_Brief:_
The answer must be the full data, restated word for word, with no pictures in it.

━━━ Given records ━━━

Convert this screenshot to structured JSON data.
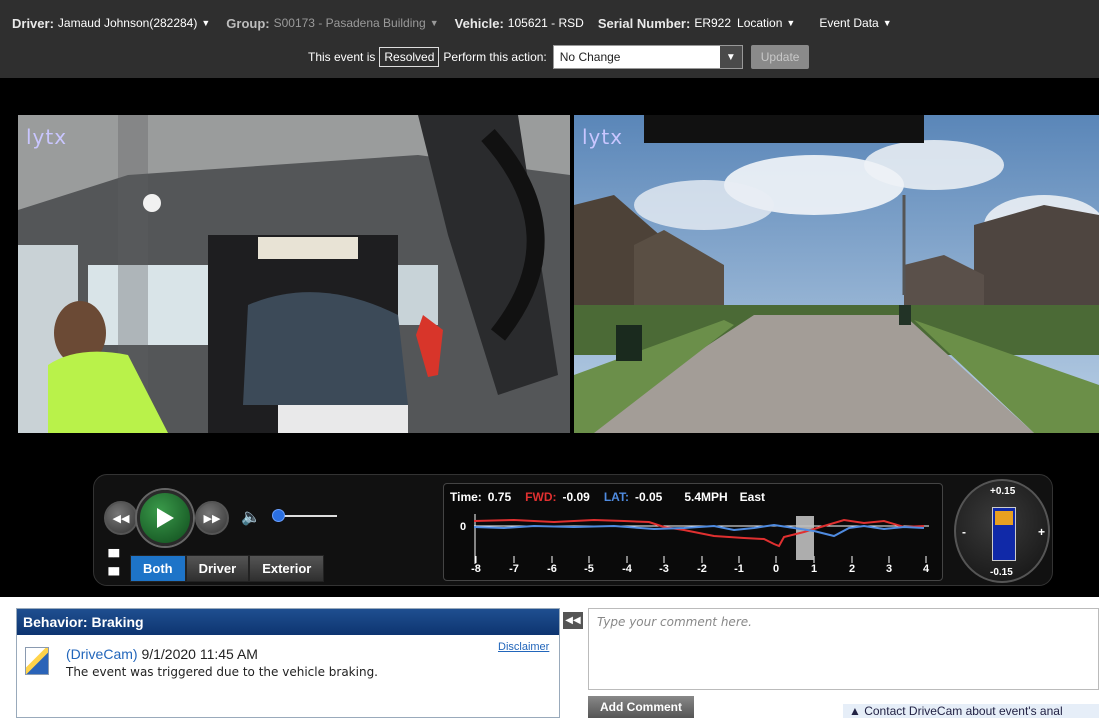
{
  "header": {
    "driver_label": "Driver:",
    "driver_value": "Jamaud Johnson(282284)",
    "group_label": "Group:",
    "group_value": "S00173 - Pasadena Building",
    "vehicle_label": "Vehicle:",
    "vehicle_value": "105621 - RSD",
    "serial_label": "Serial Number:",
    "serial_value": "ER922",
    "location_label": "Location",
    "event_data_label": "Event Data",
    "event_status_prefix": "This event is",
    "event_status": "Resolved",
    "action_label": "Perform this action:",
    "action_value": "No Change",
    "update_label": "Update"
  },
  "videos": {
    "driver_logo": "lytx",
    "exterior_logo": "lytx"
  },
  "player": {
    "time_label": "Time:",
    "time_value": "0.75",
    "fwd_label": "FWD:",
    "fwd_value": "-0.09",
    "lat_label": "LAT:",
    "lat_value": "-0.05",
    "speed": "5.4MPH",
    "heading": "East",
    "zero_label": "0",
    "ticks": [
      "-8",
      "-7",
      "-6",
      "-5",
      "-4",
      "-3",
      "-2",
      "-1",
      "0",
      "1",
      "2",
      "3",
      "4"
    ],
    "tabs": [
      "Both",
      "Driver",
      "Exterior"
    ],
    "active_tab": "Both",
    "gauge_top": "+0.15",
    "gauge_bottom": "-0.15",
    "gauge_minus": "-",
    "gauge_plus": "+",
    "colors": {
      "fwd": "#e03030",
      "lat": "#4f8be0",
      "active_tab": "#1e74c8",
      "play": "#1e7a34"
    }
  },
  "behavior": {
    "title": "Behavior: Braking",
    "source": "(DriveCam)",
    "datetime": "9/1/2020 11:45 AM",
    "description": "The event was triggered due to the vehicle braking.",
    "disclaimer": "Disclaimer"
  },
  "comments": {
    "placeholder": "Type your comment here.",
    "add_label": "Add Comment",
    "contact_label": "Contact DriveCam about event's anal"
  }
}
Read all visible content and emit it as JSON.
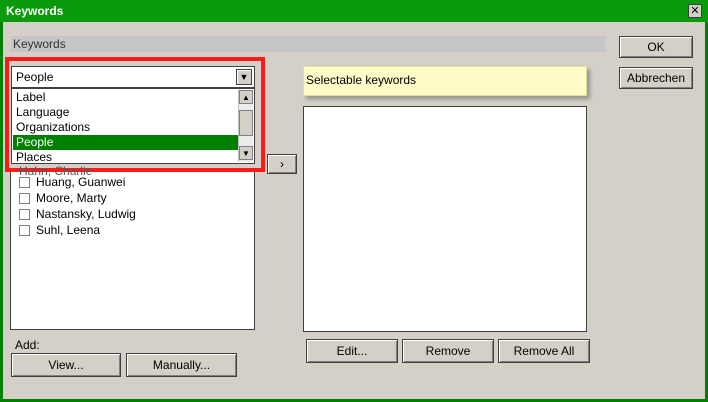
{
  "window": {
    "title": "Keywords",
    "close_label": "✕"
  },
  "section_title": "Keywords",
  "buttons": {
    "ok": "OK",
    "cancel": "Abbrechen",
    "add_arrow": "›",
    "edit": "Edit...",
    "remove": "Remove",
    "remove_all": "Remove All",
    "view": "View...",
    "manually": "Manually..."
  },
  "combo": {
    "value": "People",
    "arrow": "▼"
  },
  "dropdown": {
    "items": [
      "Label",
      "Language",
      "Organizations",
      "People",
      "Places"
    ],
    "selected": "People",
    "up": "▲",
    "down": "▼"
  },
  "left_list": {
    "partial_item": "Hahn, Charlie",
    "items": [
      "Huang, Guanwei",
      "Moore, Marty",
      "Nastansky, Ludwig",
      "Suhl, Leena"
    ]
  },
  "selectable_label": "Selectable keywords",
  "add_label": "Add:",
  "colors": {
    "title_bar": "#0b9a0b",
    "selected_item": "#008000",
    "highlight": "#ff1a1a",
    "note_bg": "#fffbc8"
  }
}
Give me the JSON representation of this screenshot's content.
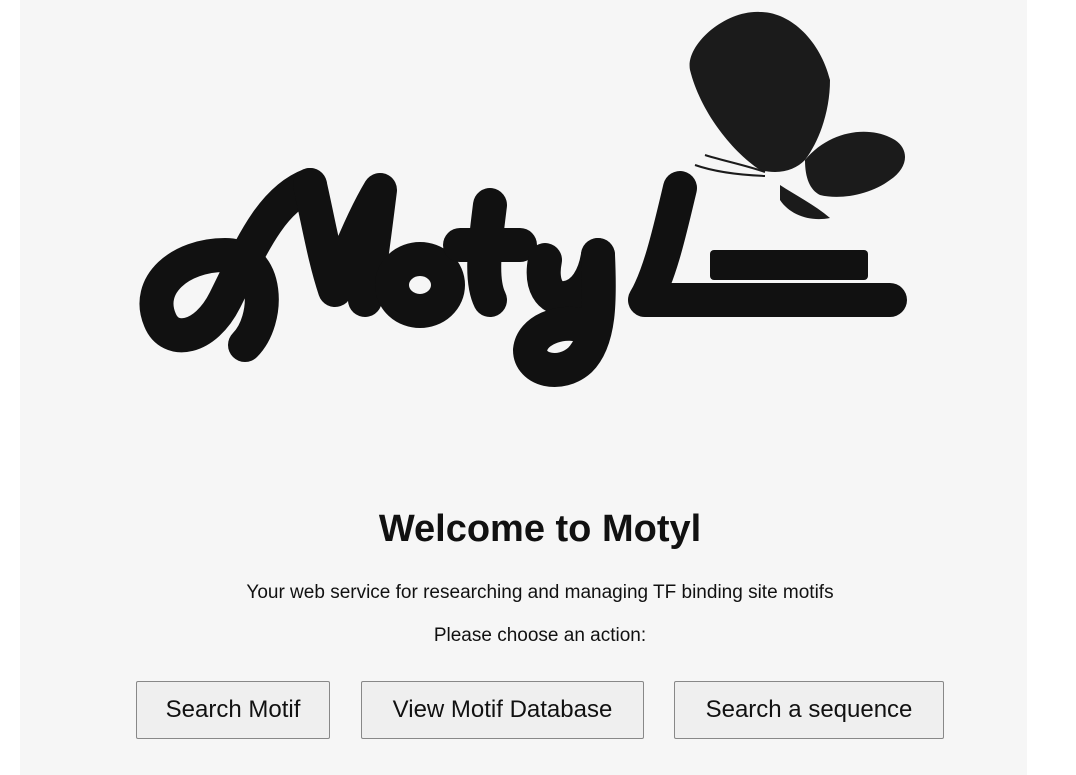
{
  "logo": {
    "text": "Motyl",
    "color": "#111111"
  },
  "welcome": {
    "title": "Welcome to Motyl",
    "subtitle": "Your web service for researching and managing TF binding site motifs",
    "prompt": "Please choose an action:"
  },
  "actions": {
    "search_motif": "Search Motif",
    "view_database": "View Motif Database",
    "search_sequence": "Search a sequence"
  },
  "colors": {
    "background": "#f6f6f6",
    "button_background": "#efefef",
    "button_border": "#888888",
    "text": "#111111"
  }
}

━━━

_Answer to the problem:_
Convert this screenshot to structured JSON data.
{
  "header": {
    "driver_label": "Driver:",
    "driver_value": "Jamaud Johnson(282284)",
    "group_label": "Group:",
    "group_value": "S00173 - Pasadena Building",
    "vehicle_label": "Vehicle:",
    "vehicle_value": "105621 - RSD",
    "serial_label": "Serial Number:",
    "serial_value": "ER922",
    "location_label": "Location",
    "event_data_label": "Event Data",
    "event_status_prefix": "This event is",
    "event_status": "Resolved",
    "action_label": "Perform this action:",
    "action_value": "No Change",
    "update_label": "Update"
  },
  "videos": {
    "driver_logo": "lytx",
    "exterior_logo": "lytx"
  },
  "player": {
    "time_label": "Time:",
    "time_value": "0.75",
    "fwd_label": "FWD:",
    "fwd_value": "-0.09",
    "lat_label": "LAT:",
    "lat_value": "-0.05",
    "speed": "5.4MPH",
    "heading": "East",
    "zero_label": "0",
    "ticks": [
      "-8",
      "-7",
      "-6",
      "-5",
      "-4",
      "-3",
      "-2",
      "-1",
      "0",
      "1",
      "2",
      "3",
      "4"
    ],
    "tabs": [
      "Both",
      "Driver",
      "Exterior"
    ],
    "active_tab": "Both",
    "gauge_top": "+0.15",
    "gauge_bottom": "-0.15",
    "gauge_minus": "-",
    "gauge_plus": "+",
    "colors": {
      "fwd": "#e03030",
      "lat": "#4f8be0",
      "active_tab": "#1e74c8",
      "play": "#1e7a34"
    }
  },
  "behavior": {
    "title": "Behavior: Braking",
    "source": "(DriveCam)",
    "datetime": "9/1/2020 11:45 AM",
    "description": "The event was triggered due to the vehicle braking.",
    "disclaimer": "Disclaimer"
  },
  "comments": {
    "placeholder": "Type your comment here.",
    "add_label": "Add Comment",
    "contact_label": "Contact DriveCam about event's anal"
  }
}
Read all visible content and emit it as JSON.
{
  "window": {
    "title": "Keywords",
    "close_label": "✕"
  },
  "section_title": "Keywords",
  "buttons": {
    "ok": "OK",
    "cancel": "Abbrechen",
    "add_arrow": "›",
    "edit": "Edit...",
    "remove": "Remove",
    "remove_all": "Remove All",
    "view": "View...",
    "manually": "Manually..."
  },
  "combo": {
    "value": "People",
    "arrow": "▼"
  },
  "dropdown": {
    "items": [
      "Label",
      "Language",
      "Organizations",
      "People",
      "Places"
    ],
    "selected": "People",
    "up": "▲",
    "down": "▼"
  },
  "left_list": {
    "partial_item": "Hahn, Charlie",
    "items": [
      "Huang, Guanwei",
      "Moore, Marty",
      "Nastansky, Ludwig",
      "Suhl, Leena"
    ]
  },
  "selectable_label": "Selectable keywords",
  "add_label": "Add:",
  "colors": {
    "title_bar": "#0b9a0b",
    "selected_item": "#008000",
    "highlight": "#ff1a1a",
    "note_bg": "#fffbc8"
  }
}
Give me the JSON representation of this screenshot's content.
{
  "logo": {
    "text": "Motyl",
    "color": "#111111"
  },
  "welcome": {
    "title": "Welcome to Motyl",
    "subtitle": "Your web service for researching and managing TF binding site motifs",
    "prompt": "Please choose an action:"
  },
  "actions": {
    "search_motif": "Search Motif",
    "view_database": "View Motif Database",
    "search_sequence": "Search a sequence"
  },
  "colors": {
    "background": "#f6f6f6",
    "button_background": "#efefef",
    "button_border": "#888888",
    "text": "#111111"
  }
}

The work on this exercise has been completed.